# [Work instructions]
This exercise calls for every line of the data below with the string "Outputs" in it.

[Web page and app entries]
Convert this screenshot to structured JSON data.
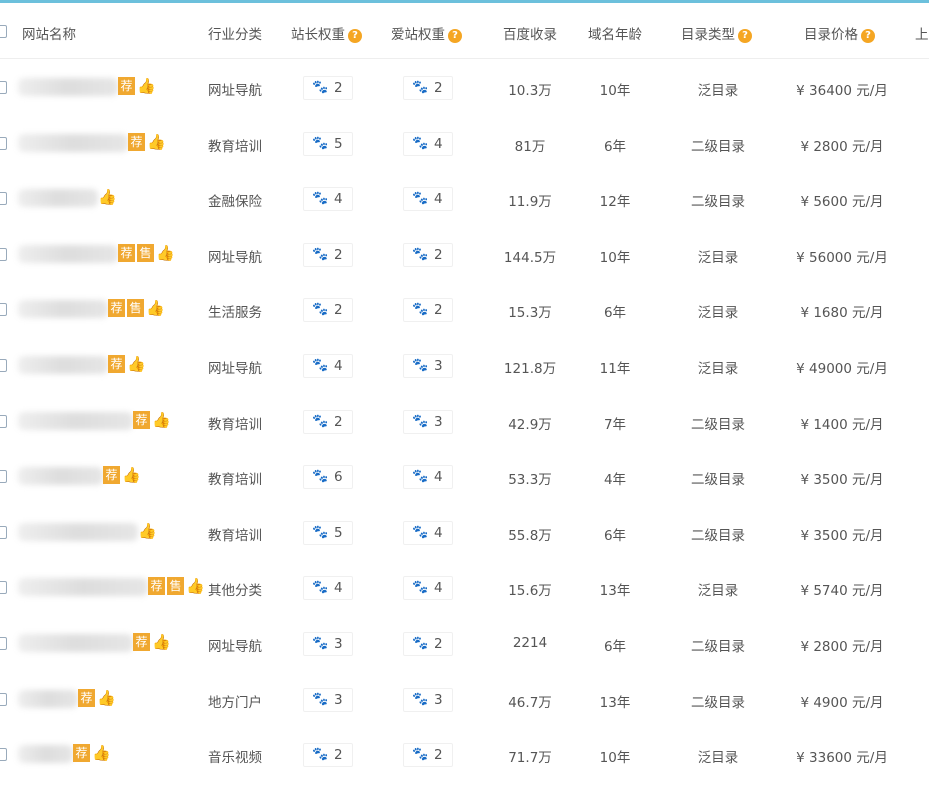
{
  "header": {
    "name": "网站名称",
    "industry": "行业分类",
    "zz_weight": "站长权重",
    "az_weight": "爱站权重",
    "baidu": "百度收录",
    "age": "域名年龄",
    "dir_type": "目录类型",
    "dir_price": "目录价格",
    "last": "上",
    "help": "?"
  },
  "badges": {
    "recommend": "荐",
    "sale": "售"
  },
  "rows": [
    {
      "industry": "网址导航",
      "zz": "2",
      "az": "2",
      "baidu": "10.3万",
      "age": "10年",
      "type": "泛目录",
      "price": "¥ 36400 元/月",
      "tags": [
        "荐"
      ]
    },
    {
      "industry": "教育培训",
      "zz": "5",
      "az": "4",
      "baidu": "81万",
      "age": "6年",
      "type": "二级目录",
      "price": "¥ 2800 元/月",
      "tags": [
        "荐"
      ]
    },
    {
      "industry": "金融保险",
      "zz": "4",
      "az": "4",
      "baidu": "11.9万",
      "age": "12年",
      "type": "二级目录",
      "price": "¥ 5600 元/月",
      "tags": []
    },
    {
      "industry": "网址导航",
      "zz": "2",
      "az": "2",
      "baidu": "144.5万",
      "age": "10年",
      "type": "泛目录",
      "price": "¥ 56000 元/月",
      "tags": [
        "荐",
        "售"
      ]
    },
    {
      "industry": "生活服务",
      "zz": "2",
      "az": "2",
      "baidu": "15.3万",
      "age": "6年",
      "type": "泛目录",
      "price": "¥ 1680 元/月",
      "tags": [
        "荐",
        "售"
      ]
    },
    {
      "industry": "网址导航",
      "zz": "4",
      "az": "3",
      "baidu": "121.8万",
      "age": "11年",
      "type": "泛目录",
      "price": "¥ 49000 元/月",
      "tags": [
        "荐"
      ]
    },
    {
      "industry": "教育培训",
      "zz": "2",
      "az": "3",
      "baidu": "42.9万",
      "age": "7年",
      "type": "二级目录",
      "price": "¥ 1400 元/月",
      "tags": [
        "荐"
      ]
    },
    {
      "industry": "教育培训",
      "zz": "6",
      "az": "4",
      "baidu": "53.3万",
      "age": "4年",
      "type": "二级目录",
      "price": "¥ 3500 元/月",
      "tags": [
        "荐"
      ]
    },
    {
      "industry": "教育培训",
      "zz": "5",
      "az": "4",
      "baidu": "55.8万",
      "age": "6年",
      "type": "二级目录",
      "price": "¥ 3500 元/月",
      "tags": []
    },
    {
      "industry": "其他分类",
      "zz": "4",
      "az": "4",
      "baidu": "15.6万",
      "age": "13年",
      "type": "泛目录",
      "price": "¥ 5740 元/月",
      "tags": [
        "荐",
        "售"
      ]
    },
    {
      "industry": "网址导航",
      "zz": "3",
      "az": "2",
      "baidu": "2214",
      "age": "6年",
      "type": "二级目录",
      "price": "¥ 2800 元/月",
      "tags": [
        "荐"
      ]
    },
    {
      "industry": "地方门户",
      "zz": "3",
      "az": "3",
      "baidu": "46.7万",
      "age": "13年",
      "type": "二级目录",
      "price": "¥ 4900 元/月",
      "tags": [
        "荐"
      ]
    },
    {
      "industry": "音乐视频",
      "zz": "2",
      "az": "2",
      "baidu": "71.7万",
      "age": "10年",
      "type": "泛目录",
      "price": "¥ 33600 元/月",
      "tags": [
        "荐"
      ]
    }
  ],
  "colors": {
    "zz_paw": "#3a2ea8",
    "az_paw": "#4a90d9",
    "badge": "#f0a830",
    "thumb": "#e84545"
  }
}
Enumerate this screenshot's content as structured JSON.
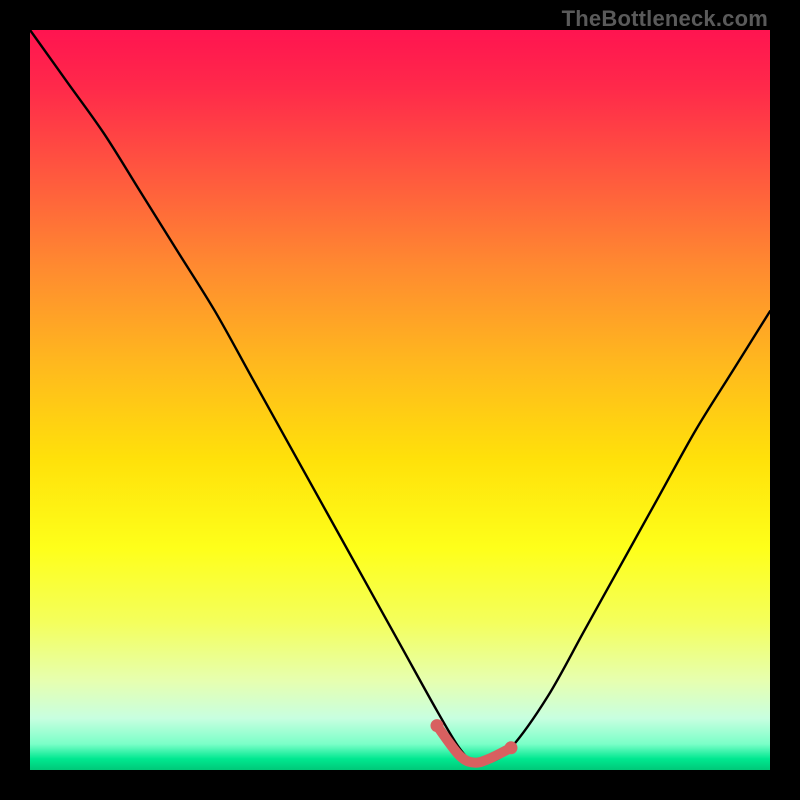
{
  "watermark": "TheBottleneck.com",
  "chart_data": {
    "type": "line",
    "title": "",
    "xlabel": "",
    "ylabel": "",
    "xlim": [
      0,
      100
    ],
    "ylim": [
      0,
      100
    ],
    "grid": false,
    "legend": false,
    "background": "rainbow-gradient-red-to-green",
    "series": [
      {
        "name": "bottleneck-curve",
        "x": [
          0,
          5,
          10,
          15,
          20,
          25,
          30,
          35,
          40,
          45,
          50,
          55,
          58,
          60,
          62,
          65,
          70,
          75,
          80,
          85,
          90,
          95,
          100
        ],
        "y": [
          100,
          93,
          86,
          78,
          70,
          62,
          53,
          44,
          35,
          26,
          17,
          8,
          3,
          1,
          1,
          3,
          10,
          19,
          28,
          37,
          46,
          54,
          62
        ]
      }
    ],
    "highlight": {
      "name": "optimal-range",
      "x": [
        55,
        58,
        60,
        62,
        65
      ],
      "y": [
        6,
        2,
        1,
        1.5,
        3
      ],
      "color": "#d86060"
    },
    "annotations": []
  }
}
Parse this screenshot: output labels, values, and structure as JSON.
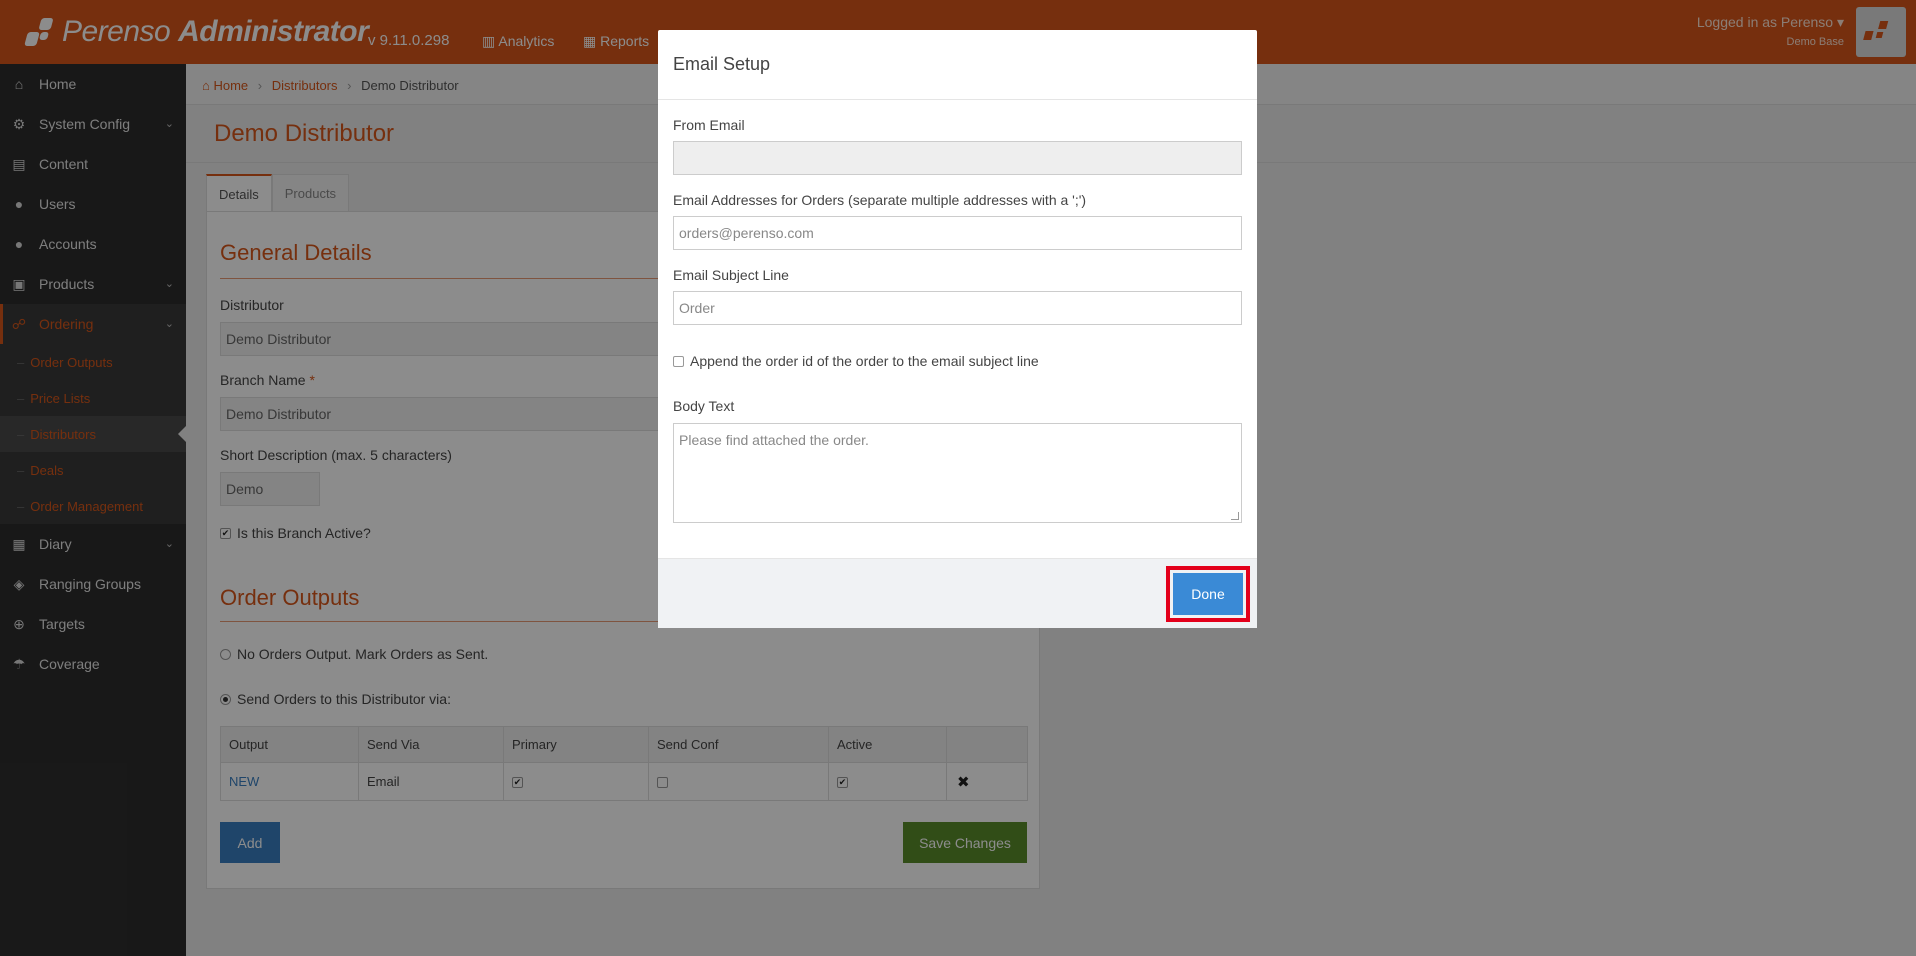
{
  "header": {
    "brand_light": "Perenso",
    "brand_bold": "Administrator",
    "version": "v 9.11.0.298",
    "nav": [
      {
        "icon": "bar-chart-icon",
        "label": "Analytics"
      },
      {
        "icon": "table-icon",
        "label": "Reports"
      }
    ],
    "user_label": "Logged in as Perenso",
    "user_sub": "Demo Base"
  },
  "sidebar": {
    "items": [
      {
        "icon": "home-icon",
        "label": "Home"
      },
      {
        "icon": "gear-icon",
        "label": "System Config",
        "expandable": true
      },
      {
        "icon": "file-icon",
        "label": "Content"
      },
      {
        "icon": "user-icon",
        "label": "Users"
      },
      {
        "icon": "users-icon",
        "label": "Accounts"
      },
      {
        "icon": "gift-icon",
        "label": "Products",
        "expandable": true
      },
      {
        "icon": "cart-icon",
        "label": "Ordering",
        "expandable": true,
        "active": true
      },
      {
        "icon": "calendar-icon",
        "label": "Diary",
        "expandable": true
      },
      {
        "icon": "cubes-icon",
        "label": "Ranging Groups"
      },
      {
        "icon": "crosshairs-icon",
        "label": "Targets"
      },
      {
        "icon": "umbrella-icon",
        "label": "Coverage"
      }
    ],
    "ordering_sub": [
      {
        "label": "Order Outputs"
      },
      {
        "label": "Price Lists"
      },
      {
        "label": "Distributors",
        "current": true
      },
      {
        "label": "Deals"
      },
      {
        "label": "Order Management"
      }
    ]
  },
  "breadcrumb": {
    "home": "Home",
    "parent": "Distributors",
    "current": "Demo Distributor",
    "sep": "›"
  },
  "page": {
    "title": "Demo Distributor",
    "tabs": [
      "Details",
      "Products"
    ],
    "general_title": "General Details",
    "distributor_label": "Distributor",
    "distributor_value": "Demo Distributor",
    "branch_label": "Branch Name",
    "branch_required": "*",
    "branch_value": "Demo Distributor",
    "short_label": "Short Description (max. 5 characters)",
    "short_value": "Demo",
    "active_label": "Is this Branch Active?",
    "outputs_title": "Order Outputs",
    "opt_none": "No Orders Output. Mark Orders as Sent.",
    "opt_send": "Send Orders to this Distributor via:",
    "table": {
      "headers": [
        "Output",
        "Send Via",
        "Primary",
        "Send Conf",
        "Active",
        ""
      ],
      "rows": [
        {
          "output": "NEW",
          "send_via": "Email",
          "primary": true,
          "send_conf": false,
          "active": true
        }
      ]
    },
    "add_label": "Add",
    "save_label": "Save Changes"
  },
  "modal": {
    "title": "Email Setup",
    "from_label": "From Email",
    "from_value": "",
    "orders_label": "Email Addresses for Orders (separate multiple addresses with a ';')",
    "orders_value": "orders@perenso.com",
    "subject_label": "Email Subject Line",
    "subject_value": "Order",
    "append_label": "Append the order id of the order to the email subject line",
    "body_label": "Body Text",
    "body_value": "Please find attached the order.",
    "done_label": "Done"
  }
}
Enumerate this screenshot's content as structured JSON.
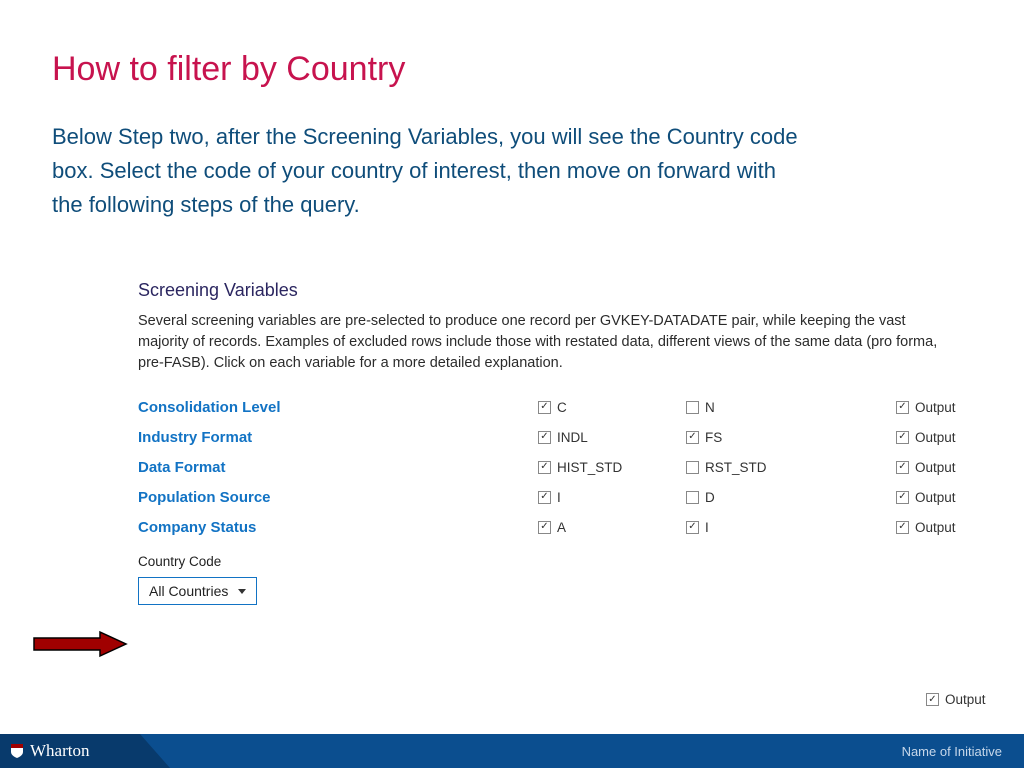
{
  "title": "How to filter by Country",
  "intro": "Below Step two, after the Screening Variables, you will see the Country code box. Select the code of your country of interest, then move on forward with the following steps of the query.",
  "panel": {
    "heading": "Screening Variables",
    "paragraph": "Several screening variables are pre-selected to produce one record per GVKEY-DATADATE pair, while keeping the vast majority of records. Examples of excluded rows include those with restated data, different views of the same data (pro forma, pre-FASB). Click on each variable for a more detailed explanation.",
    "rows": [
      {
        "label": "Consolidation Level",
        "opt1": {
          "text": "C",
          "checked": true
        },
        "opt2": {
          "text": "N",
          "checked": false
        },
        "out": {
          "text": "Output",
          "checked": true
        }
      },
      {
        "label": "Industry Format",
        "opt1": {
          "text": "INDL",
          "checked": true
        },
        "opt2": {
          "text": "FS",
          "checked": true
        },
        "out": {
          "text": "Output",
          "checked": true
        }
      },
      {
        "label": "Data Format",
        "opt1": {
          "text": "HIST_STD",
          "checked": true
        },
        "opt2": {
          "text": "RST_STD",
          "checked": false
        },
        "out": {
          "text": "Output",
          "checked": true
        }
      },
      {
        "label": "Population Source",
        "opt1": {
          "text": "I",
          "checked": true
        },
        "opt2": {
          "text": "D",
          "checked": false
        },
        "out": {
          "text": "Output",
          "checked": true
        }
      },
      {
        "label": "Company Status",
        "opt1": {
          "text": "A",
          "checked": true
        },
        "opt2": {
          "text": "I",
          "checked": true
        },
        "out": {
          "text": "Output",
          "checked": true
        }
      }
    ],
    "country_label": "Country Code",
    "dropdown_value": "All Countries",
    "bottom_output": {
      "text": "Output",
      "checked": true
    }
  },
  "footer": {
    "brand": "Wharton",
    "right": "Name of Initiative"
  }
}
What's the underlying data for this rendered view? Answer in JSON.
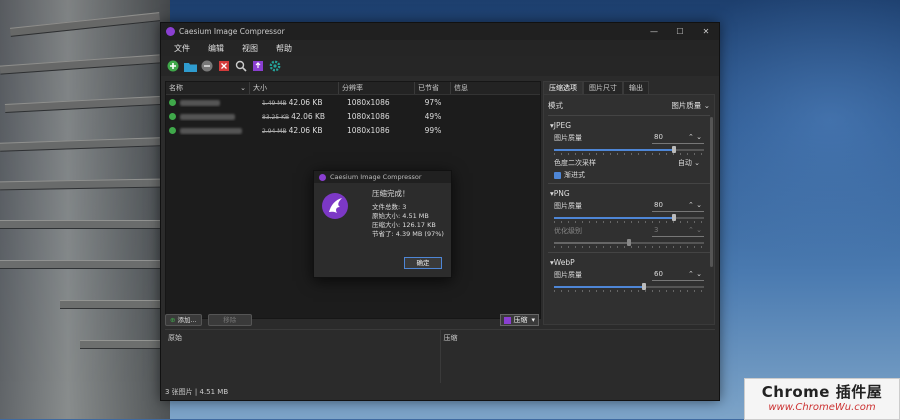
{
  "window": {
    "title": "Caesium Image Compressor",
    "minimize_glyph": "—",
    "maximize_glyph": "☐",
    "close_glyph": "✕"
  },
  "menu": [
    "文件",
    "编辑",
    "视图",
    "帮助"
  ],
  "toolbar": {
    "icons": [
      "add-icon",
      "folder-icon",
      "remove-icon",
      "clear-icon",
      "search-icon",
      "export-icon",
      "settings-icon"
    ],
    "colors": {
      "add": "#3fa84a",
      "folder": "#2f9ccf",
      "remove": "#777777",
      "clear": "#d23a3a",
      "search": "#cccccc",
      "export": "#8a3fd1",
      "settings": "#24a39a"
    }
  },
  "table": {
    "columns": [
      "名称",
      "大小",
      "分辨率",
      "已节省",
      "信息"
    ],
    "rows": [
      {
        "old_size": "1.49 MB",
        "new_size": "42.06 KB",
        "resolution": "1080x1086",
        "saved": "97%"
      },
      {
        "old_size": "83.25 KB",
        "new_size": "42.06 KB",
        "resolution": "1080x1086",
        "saved": "49%"
      },
      {
        "old_size": "2.94 MB",
        "new_size": "42.06 KB",
        "resolution": "1080x1086",
        "saved": "99%"
      }
    ]
  },
  "panel": {
    "tabs": [
      "压缩选项",
      "图片尺寸",
      "输出"
    ],
    "mode_label": "模式",
    "mode_value": "图片质量",
    "jpeg": {
      "title": "▾JPEG",
      "quality_label": "图片质量",
      "quality_value": "80",
      "quality_fraction": 0.8,
      "subsampling_label": "色度二次采样",
      "subsampling_value": "自动",
      "progressive_label": "渐进式"
    },
    "png": {
      "title": "▾PNG",
      "quality_label": "图片质量",
      "quality_value": "80",
      "quality_fraction": 0.8,
      "opt_label": "优化级别",
      "opt_value": "3",
      "opt_fraction": 0.5
    },
    "webp": {
      "title": "▾WebP",
      "quality_label": "图片质量",
      "quality_value": "60",
      "quality_fraction": 0.6
    }
  },
  "bottom": {
    "add_label": "添加...",
    "remove_label": "移除",
    "compress_label": "压缩"
  },
  "preview": {
    "original_label": "原始",
    "compressed_label": "压缩"
  },
  "status": "3 张图片 | 4.51 MB",
  "dialog": {
    "title": "Caesium Image Compressor",
    "heading": "压缩完成！",
    "files": "文件总数: 3",
    "original_size": "原始大小: 4.51 MB",
    "compressed_size": "压缩大小: 126.17 KB",
    "saved": "节省了: 4.39 MB (97%)",
    "ok_label": "确定"
  },
  "watermark": {
    "line1": "Chrome 插件屋",
    "line2": "www.ChromeWu.com"
  }
}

# [Written answer]
        "label": "Order Outputs"
    "outputs_title": "Order Outputs",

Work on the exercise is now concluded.